If you, or someone close to you and your tamariki / taitamaiti (child), have mate pukupuku (cancer), or other serious illness, that has come back, spread or is terminal, you might be wondering how to talk to your tamariki / taitamaiti about it.
It’s a sad reality for a lot of Kiwi families. That’s why we’ve put together a free guide about talking to tamariki and mātātahi about terminal illness.
Read on for a brief overview about talking to tamariki about terminal illness, including what they need to know.
Remember that tamariki as well as adults can react very strongly to the news of terminal illness.
Let tamariki express their emotions and grieve in their own way.
Give tamariki an honest and age appropriate idea about your or a loved one’s prognosis.
Try to be open about death. Let your tamariki ask questions and express their fears.
Reassure your tamariki about the future.
Spend time with your tamariki so you can create lasting memories together (or let them spend time with the person who has the terminal illness).
Give tamariki realistic hope that you can still enjoy time together or that you (or the person with terminal illness) will still have some good days.
If you’ve been told your illness is terminal, it’s important to keep talking with your tamariki. Like with your initial diagnosis, it’s likely that tamariki will sense that something’s happening. Not telling them can add to their anxiety and upset.
Tamariki will usually have similar feelings to adults after hearing about terminal illness, like:
Preparing tamariki or mātātahi (young people) for the death of a loved one is difficult. Here’s an idea of what to cover in your first conversation.
Once your tamariki know the illness is terminal, they need to be given an idea about what this may mean in terms of the outcome. Sometimes, the prognosis is clear, and people will know that they probably only have months to live. Other times, people with terminal illness are surviving for a longer time, even years.
If death is likely to happen soon, try to be as honest and truthful as you can, without scaring your tamariki.
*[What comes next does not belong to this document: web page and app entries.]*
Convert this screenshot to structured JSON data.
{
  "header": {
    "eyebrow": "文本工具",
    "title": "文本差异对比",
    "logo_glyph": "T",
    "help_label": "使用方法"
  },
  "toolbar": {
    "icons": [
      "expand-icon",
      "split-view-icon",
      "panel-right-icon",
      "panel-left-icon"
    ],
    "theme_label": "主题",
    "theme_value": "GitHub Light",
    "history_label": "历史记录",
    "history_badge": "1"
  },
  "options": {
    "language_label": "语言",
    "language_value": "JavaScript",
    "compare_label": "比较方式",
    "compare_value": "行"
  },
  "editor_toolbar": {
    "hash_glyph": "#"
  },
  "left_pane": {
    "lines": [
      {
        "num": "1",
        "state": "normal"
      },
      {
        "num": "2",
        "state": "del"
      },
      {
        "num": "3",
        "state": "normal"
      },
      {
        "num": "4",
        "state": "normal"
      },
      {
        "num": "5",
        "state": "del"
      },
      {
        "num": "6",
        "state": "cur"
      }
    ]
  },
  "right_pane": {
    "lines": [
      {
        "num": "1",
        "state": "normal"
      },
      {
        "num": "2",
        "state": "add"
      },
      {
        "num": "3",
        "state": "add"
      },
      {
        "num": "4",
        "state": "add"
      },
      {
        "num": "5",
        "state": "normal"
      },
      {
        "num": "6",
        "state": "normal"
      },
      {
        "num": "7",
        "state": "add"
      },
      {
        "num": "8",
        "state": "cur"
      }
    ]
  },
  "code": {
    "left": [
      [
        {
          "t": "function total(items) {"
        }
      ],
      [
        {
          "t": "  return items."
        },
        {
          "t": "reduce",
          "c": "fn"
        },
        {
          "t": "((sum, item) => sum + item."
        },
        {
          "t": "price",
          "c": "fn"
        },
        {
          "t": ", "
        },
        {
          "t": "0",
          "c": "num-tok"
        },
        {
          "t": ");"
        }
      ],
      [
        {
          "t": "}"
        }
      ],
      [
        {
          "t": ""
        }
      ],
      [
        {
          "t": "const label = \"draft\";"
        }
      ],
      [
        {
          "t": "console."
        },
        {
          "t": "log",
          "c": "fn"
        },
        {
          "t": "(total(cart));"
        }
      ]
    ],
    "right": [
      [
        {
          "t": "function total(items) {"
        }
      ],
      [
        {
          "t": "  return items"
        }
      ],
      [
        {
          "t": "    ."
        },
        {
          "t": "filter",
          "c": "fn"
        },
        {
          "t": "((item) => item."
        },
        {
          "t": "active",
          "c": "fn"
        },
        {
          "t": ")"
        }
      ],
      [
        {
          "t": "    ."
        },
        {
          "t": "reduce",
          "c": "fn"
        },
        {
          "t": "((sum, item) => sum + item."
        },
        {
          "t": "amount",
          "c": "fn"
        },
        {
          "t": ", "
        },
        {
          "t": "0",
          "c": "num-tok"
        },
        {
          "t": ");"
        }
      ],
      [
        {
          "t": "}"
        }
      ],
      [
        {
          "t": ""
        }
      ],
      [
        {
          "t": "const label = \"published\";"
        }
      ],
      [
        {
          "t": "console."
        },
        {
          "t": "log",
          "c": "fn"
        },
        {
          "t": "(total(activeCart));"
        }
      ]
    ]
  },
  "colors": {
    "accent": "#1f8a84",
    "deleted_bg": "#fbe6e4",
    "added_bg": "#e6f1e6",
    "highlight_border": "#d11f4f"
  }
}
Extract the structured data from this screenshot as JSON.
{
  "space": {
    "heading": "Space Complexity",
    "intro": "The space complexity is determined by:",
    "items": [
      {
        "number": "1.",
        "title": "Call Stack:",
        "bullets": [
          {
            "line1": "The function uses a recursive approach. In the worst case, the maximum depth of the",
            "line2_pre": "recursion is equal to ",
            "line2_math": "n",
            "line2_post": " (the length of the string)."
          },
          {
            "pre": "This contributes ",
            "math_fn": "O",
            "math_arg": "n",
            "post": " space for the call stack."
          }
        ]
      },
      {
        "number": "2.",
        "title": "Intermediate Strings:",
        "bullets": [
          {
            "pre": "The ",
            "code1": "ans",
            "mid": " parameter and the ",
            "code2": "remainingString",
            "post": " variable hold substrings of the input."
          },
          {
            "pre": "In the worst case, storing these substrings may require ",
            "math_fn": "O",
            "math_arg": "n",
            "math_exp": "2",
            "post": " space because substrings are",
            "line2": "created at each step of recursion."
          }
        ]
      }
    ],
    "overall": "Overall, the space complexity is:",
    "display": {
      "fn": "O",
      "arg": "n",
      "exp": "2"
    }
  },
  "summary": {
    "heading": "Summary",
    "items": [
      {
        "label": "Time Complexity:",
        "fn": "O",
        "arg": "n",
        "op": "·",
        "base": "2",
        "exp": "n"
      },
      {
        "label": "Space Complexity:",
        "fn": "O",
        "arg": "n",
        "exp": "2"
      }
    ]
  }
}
You might think that saying ‘death is always peaceful’ is helpful, but it’s not always true so it’s best avoided.
Preparing your tamariki for the days ahead can help them cope. Explain how the illness might affect the person (e.g. they might be sleepy) and what treatment they may have (e.g. they need a lot of medicine). Young tamariki can think in concrete terms, so it helps to talk about death as a change in function.
A terminal illness doesn’t mean giving up hope. Some people live for years with a terminal illness, including continuing active treatment and enjoying so many aspects of life, like spending time with their tamariki and whānau.
As time passes, the things that you’re hoping for might change but you can still be honest and realistic while offering hope. For example, you can tell your tamariki that the focus is now on living comfortably for as long as possible or being around to celebrate a special event.
When you’re planning to have conversations about terminal illness, it’s natural for your mind to run ahead and start thinking about everything your tamariki might ask you. But the reality is that they might not even think to ask you those things!
Instead, aim to give simple and short explanations and brief answers. Rather than answering a question they haven’t asked, wait for the next question and respond to that.
Offering lots of information and explanations can be overwhelming for tamariki, especially if they aren’t ready to hear them. It’s important to give tamariki time to absorb and process the information. If they ask a question you can’t answer, tell them you’ll find out and let them know – and make sure you do.
Sometimes phrases we use to describe death can be confusing for tamariki, especially terms like:
Went to sleep
Instead of these words, try to use straightforward language including the words ‘dying’ and ‘death’.
For more information and help with talking to tamariki about terminal illness, download our free guide.
This guide isn’t intended to replace professional help and support when needed. If you feel you and your tamariki may need help from a professional, please contact us – we’re here to help.